Thursday morning, at the blistering hour of 6:30, I staggered into the shared bathroom of the Andon Ryokan and began to curl my hair. Smash to: 7:30, as I threw down some cinnamon-set French toast (this was the only Andon breakfast I’d get, regrettably). SLAM! By 8, I was on a train bound for the MAKUHARI MESSE convention center, tagging along with several of my new friends. We got to the Tokyo Games Show at 10ish, and I dashed off to my first interview. I missed running into just about everyone from the magazine, and then missed them again when we were scheduled to rendevous. Yeah, it was lonely work. But it was in Tokyo. The show itself is like the old E3, ‘cept bigger.
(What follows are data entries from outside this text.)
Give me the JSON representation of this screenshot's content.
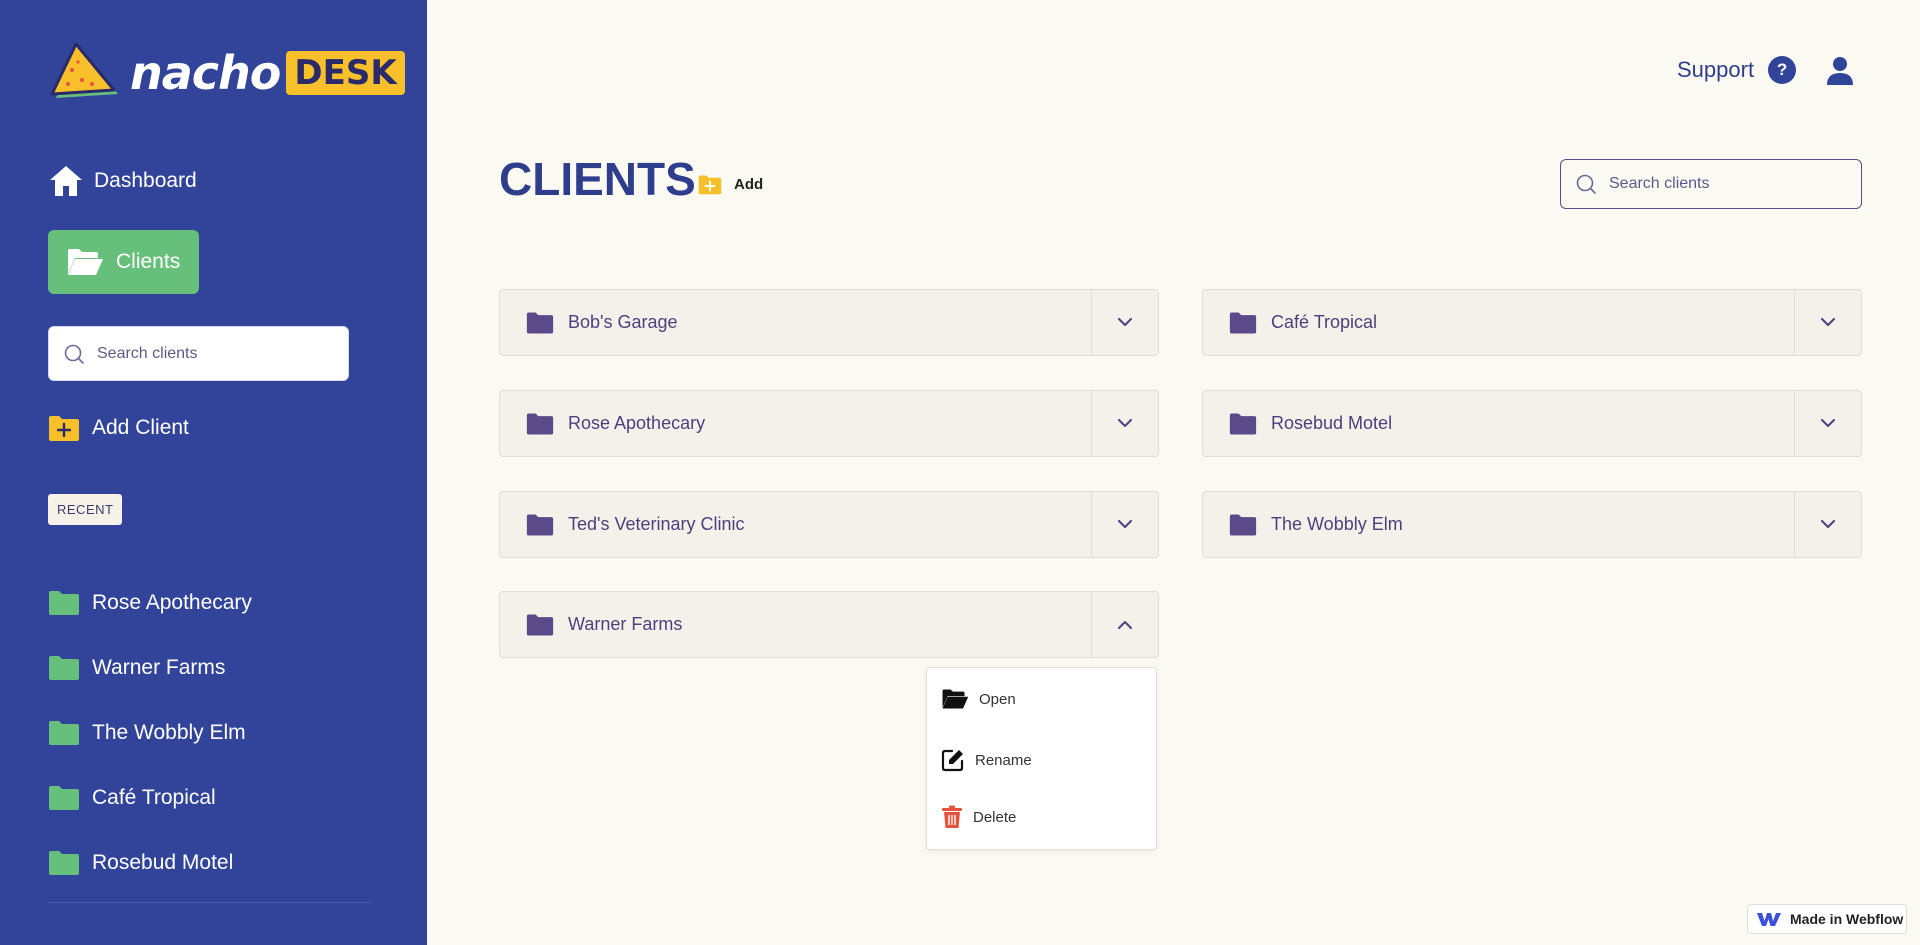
{
  "app": {
    "logo_text": "nacho",
    "logo_badge": "DESK"
  },
  "sidebar": {
    "nav": [
      {
        "label": "Dashboard",
        "icon": "home-icon"
      },
      {
        "label": "Clients",
        "icon": "folder-open-icon",
        "active": true
      }
    ],
    "search_placeholder": "Search clients",
    "add_client_label": "Add Client",
    "recent_label": "RECENT",
    "recent": [
      {
        "label": "Rose Apothecary"
      },
      {
        "label": "Warner Farms"
      },
      {
        "label": "The Wobbly Elm"
      },
      {
        "label": "Café Tropical"
      },
      {
        "label": "Rosebud Motel"
      }
    ]
  },
  "header": {
    "support_label": "Support",
    "help_glyph": "?"
  },
  "main": {
    "title": "CLIENTS",
    "add_label": "Add",
    "search_placeholder": "Search clients",
    "clients": [
      {
        "name": "Bob's Garage",
        "expanded": false
      },
      {
        "name": "Café Tropical",
        "expanded": false
      },
      {
        "name": "Rose Apothecary",
        "expanded": false
      },
      {
        "name": "Rosebud Motel",
        "expanded": false
      },
      {
        "name": "Ted's Veterinary Clinic",
        "expanded": false
      },
      {
        "name": "The Wobbly Elm",
        "expanded": false
      },
      {
        "name": "Warner Farms",
        "expanded": true
      }
    ],
    "menu": {
      "open_label": "Open",
      "rename_label": "Rename",
      "delete_label": "Delete"
    }
  },
  "badge": {
    "webflow_label": "Made in Webflow"
  },
  "colors": {
    "sidebar_bg": "#31449a",
    "accent_green": "#66c07b",
    "accent_yellow": "#f7c02b",
    "folder_purple": "#5a4a8a",
    "danger_red": "#e5533d"
  }
}
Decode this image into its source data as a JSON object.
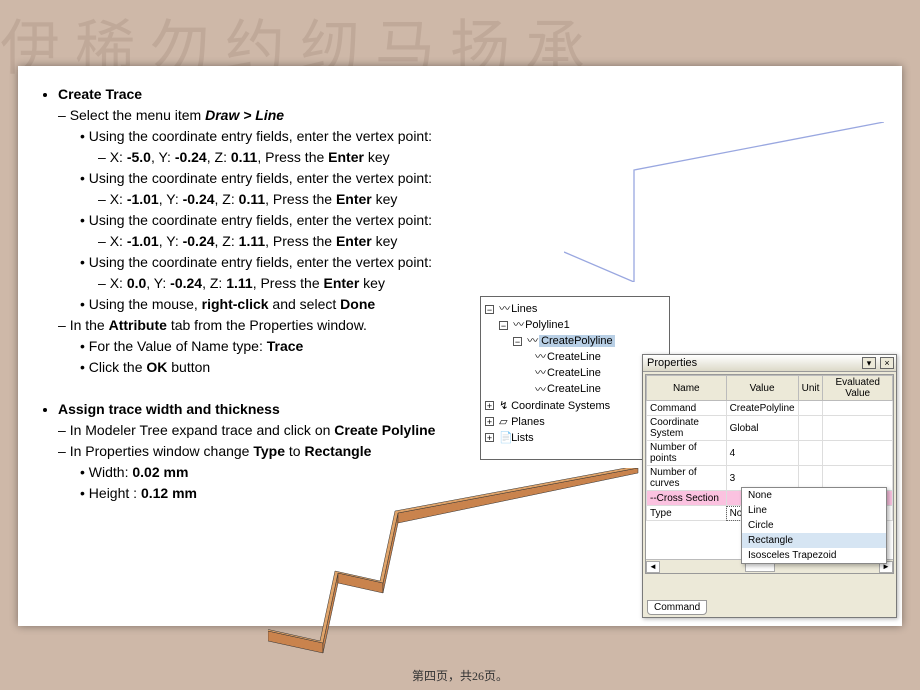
{
  "footer": "第四页，共26页。",
  "sections": {
    "h1": "Create Trace",
    "menuitem_pre": "Select the menu item ",
    "menuitem": "Draw > Line",
    "entryline": "Using the coordinate entry fields, enter the vertex point:",
    "coords": [
      {
        "p": "X: ",
        "x": "-5.0",
        "c1": ", Y: ",
        "y": "-0.24",
        "c2": ", Z: ",
        "z": "0.11",
        "tail": ", Press the "
      },
      {
        "p": "X: ",
        "x": "-1.01",
        "c1": ", Y: ",
        "y": "-0.24",
        "c2": ", Z: ",
        "z": "0.11",
        "tail": ", Press the "
      },
      {
        "p": "X: ",
        "x": "-1.01",
        "c1": ", Y: ",
        "y": "-0.24",
        "c2": ", Z: ",
        "z": "1.11",
        "tail": ", Press the "
      },
      {
        "p": "X: ",
        "x": "0.0",
        "c1": ", Y: ",
        "y": "-0.24",
        "c2": ", Z: ",
        "z": "1.11",
        "tail": ", Press the "
      }
    ],
    "enter": "Enter",
    "keyword": " key",
    "rc_pre": "Using the mouse, ",
    "rc_b": "right-click",
    "rc_mid": " and select ",
    "rc_done": "Done",
    "attr_pre": "In the ",
    "attr_b": "Attribute",
    "attr_post": " tab from the Properties window.",
    "name_pre": "For the Value of Name type: ",
    "name_val": "Trace",
    "ok_pre": "Click the ",
    "ok_b": "OK",
    "ok_post": " button",
    "h2": "Assign trace width and thickness",
    "l1_pre": "In Modeler Tree expand trace and click on ",
    "l1_b": "Create Polyline",
    "l2_pre": "In Properties window change ",
    "l2_b1": "Type",
    "l2_mid": " to ",
    "l2_b2": "Rectangle",
    "w_pre": "Width: ",
    "w_v": "0.02 mm",
    "h_pre": "Height : ",
    "h_v": "0.12 mm"
  },
  "tree": {
    "lines": "Lines",
    "poly": "Polyline1",
    "create": "CreatePolyline",
    "cline": "CreateLine",
    "coord": "Coordinate Systems",
    "planes": "Planes",
    "lists": "Lists"
  },
  "props": {
    "title": "Properties",
    "cols": [
      "Name",
      "Value",
      "Unit",
      "Evaluated Value"
    ],
    "rows": [
      {
        "n": "Command",
        "v": "CreatePolyline"
      },
      {
        "n": "Coordinate System",
        "v": "Global"
      },
      {
        "n": "Number of points",
        "v": "4"
      },
      {
        "n": "Number of curves",
        "v": "3"
      }
    ],
    "section": "--Cross Section",
    "trow": {
      "n": "Type",
      "v": "None"
    },
    "opts": [
      "None",
      "Line",
      "Circle",
      "Rectangle",
      "Isosceles Trapezoid"
    ],
    "tab": "Command"
  }
}
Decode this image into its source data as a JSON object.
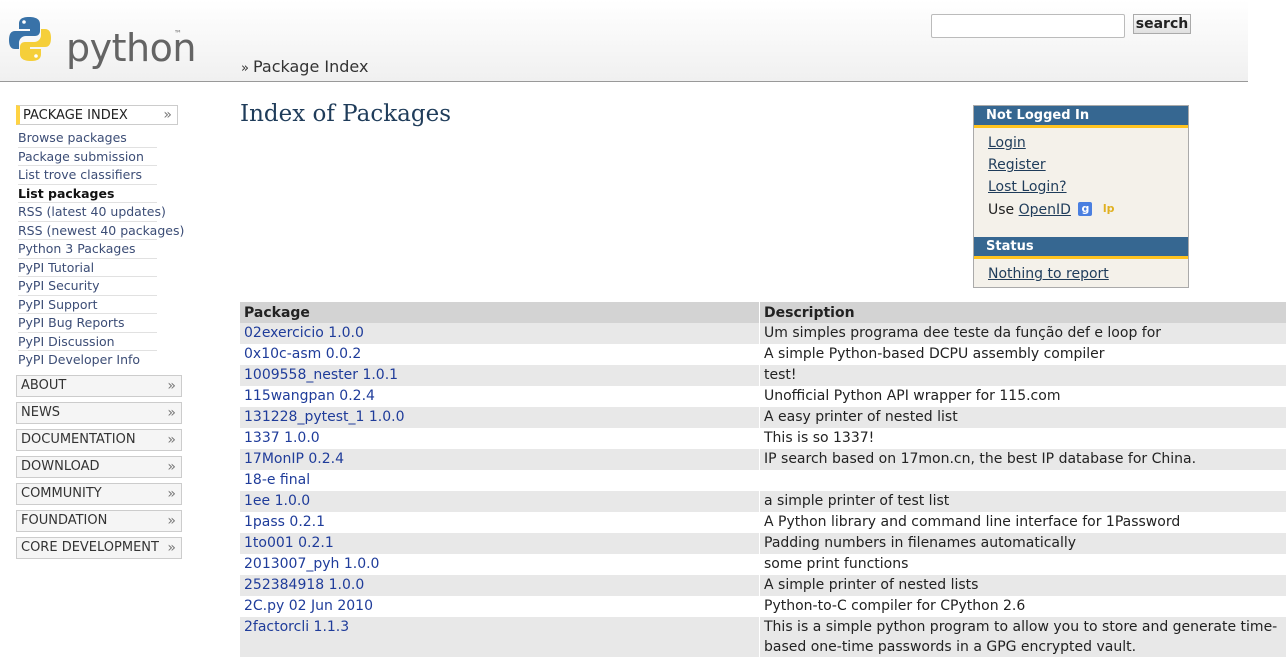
{
  "header": {
    "logo_text": "python",
    "logo_tm": "™",
    "search_placeholder": "",
    "search_value": "",
    "search_button": "search",
    "breadcrumb_sep": "»",
    "breadcrumb": "Package Index"
  },
  "sidebar": {
    "section_title": "PACKAGE INDEX",
    "links": [
      {
        "label": "Browse packages"
      },
      {
        "label": "Package submission"
      },
      {
        "label": "List trove classifiers"
      },
      {
        "label": "List packages"
      },
      {
        "label": "RSS (latest 40 updates)"
      },
      {
        "label": "RSS (newest 40 packages)"
      },
      {
        "label": "Python 3 Packages"
      },
      {
        "label": "PyPI Tutorial"
      },
      {
        "label": "PyPI Security"
      },
      {
        "label": "PyPI Support"
      },
      {
        "label": "PyPI Bug Reports"
      },
      {
        "label": "PyPI Discussion"
      },
      {
        "label": "PyPI Developer Info"
      }
    ],
    "active_index": 3,
    "menus": [
      {
        "label": "ABOUT"
      },
      {
        "label": "NEWS"
      },
      {
        "label": "DOCUMENTATION"
      },
      {
        "label": "DOWNLOAD"
      },
      {
        "label": "COMMUNITY"
      },
      {
        "label": "FOUNDATION"
      },
      {
        "label": "CORE DEVELOPMENT"
      }
    ],
    "chevron": "»"
  },
  "main": {
    "title": "Index of Packages"
  },
  "login_box": {
    "heading": "Not Logged In",
    "login": "Login",
    "register": "Register",
    "lost_login": "Lost Login?",
    "use_text": "Use",
    "openid": "OpenID",
    "google_badge": "g",
    "launchpad_badge": "lp",
    "status_heading": "Status",
    "status_text": "Nothing to report"
  },
  "table": {
    "headers": [
      "Package",
      "Description"
    ],
    "rows": [
      {
        "package": "02exercicio 1.0.0",
        "description": "Um simples programa dee teste da função def e loop for"
      },
      {
        "package": "0x10c-asm 0.0.2",
        "description": "A simple Python-based DCPU assembly compiler"
      },
      {
        "package": "1009558_nester 1.0.1",
        "description": "test!"
      },
      {
        "package": "115wangpan 0.2.4",
        "description": "Unofficial Python API wrapper for 115.com"
      },
      {
        "package": "131228_pytest_1 1.0.0",
        "description": "A easy printer of nested list"
      },
      {
        "package": "1337 1.0.0",
        "description": "This is so 1337!"
      },
      {
        "package": "17MonIP 0.2.4",
        "description": "IP search based on 17mon.cn, the best IP database for China."
      },
      {
        "package": "18-e final",
        "description": ""
      },
      {
        "package": "1ee 1.0.0",
        "description": "a simple printer of test list"
      },
      {
        "package": "1pass 0.2.1",
        "description": "A Python library and command line interface for 1Password"
      },
      {
        "package": "1to001 0.2.1",
        "description": "Padding numbers in filenames automatically"
      },
      {
        "package": "2013007_pyh 1.0.0",
        "description": "some print functions"
      },
      {
        "package": "252384918 1.0.0",
        "description": "A simple printer of nested lists"
      },
      {
        "package": "2C.py 02 Jun 2010",
        "description": "Python-to-C compiler for CPython 2.6"
      },
      {
        "package": "2factorcli 1.1.3",
        "description": "This is a simple python program to allow you to store and generate time-based one-time passwords in a GPG encrypted vault."
      }
    ]
  },
  "colors": {
    "accent_yellow": "#ffd343",
    "python_blue": "#366791",
    "link": "#1f3c9a"
  }
}
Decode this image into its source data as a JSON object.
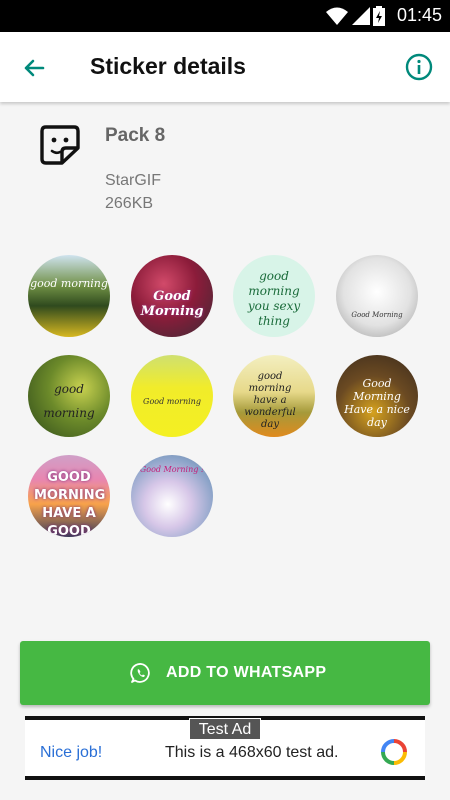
{
  "status": {
    "time": "01:45"
  },
  "appbar": {
    "title": "Sticker details"
  },
  "pack": {
    "name": "Pack 8",
    "publisher": "StarGIF",
    "size": "266KB"
  },
  "stickers": [
    {
      "caption": "good morning"
    },
    {
      "caption": "Good Morning"
    },
    {
      "caption": "good morning you sexy thing"
    },
    {
      "caption": "Good Morning"
    },
    {
      "caption": "good morning"
    },
    {
      "caption": "Good morning"
    },
    {
      "caption": "good morning have a wonderful day"
    },
    {
      "caption": "Good Morning Have a nice day"
    },
    {
      "caption": "GOOD MORNING HAVE A GOOD DAY"
    },
    {
      "caption": "Good Morning !"
    }
  ],
  "add_button": {
    "label": "ADD TO WHATSAPP"
  },
  "ad": {
    "tag": "Test Ad",
    "nice": "Nice job!",
    "text": "This is a 468x60 test ad."
  },
  "colors": {
    "accent": "#00897b",
    "whatsapp_green": "#46b843"
  }
}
Because the first two days were media only, the lines were short and respectable, and I got to sample a bunch of games that I’ll be covering in the next issue of Play Magazine.
After the show ended, I met up with editors and writers from a few different corners of the internet, and we went to the Microsoft party.
From the response at the party, it doesn’t look like there’s anyway to drum up interest in Halo 3 in Japan.
Before the event wound down, we fled to Akihabara for some quick shopping and arcade action. At the HEY on the main drag, I got my ass kicked by veteran Street Fighter III players, and then we ate some curry in a restaurant that can only be described as an Amersterdam version of authentic Indian cuisine. Dutch foreign food places always strike me as very plastic, and the Indian place in Akiba — with its narrow dining area and wall-to-wall tupperware surface — reminded me of the eateries of Holland.
Soon, it was time for five-or-six hours of sleep, as I unknowingly prepared for thirty-one straight hours of being awake and on the move.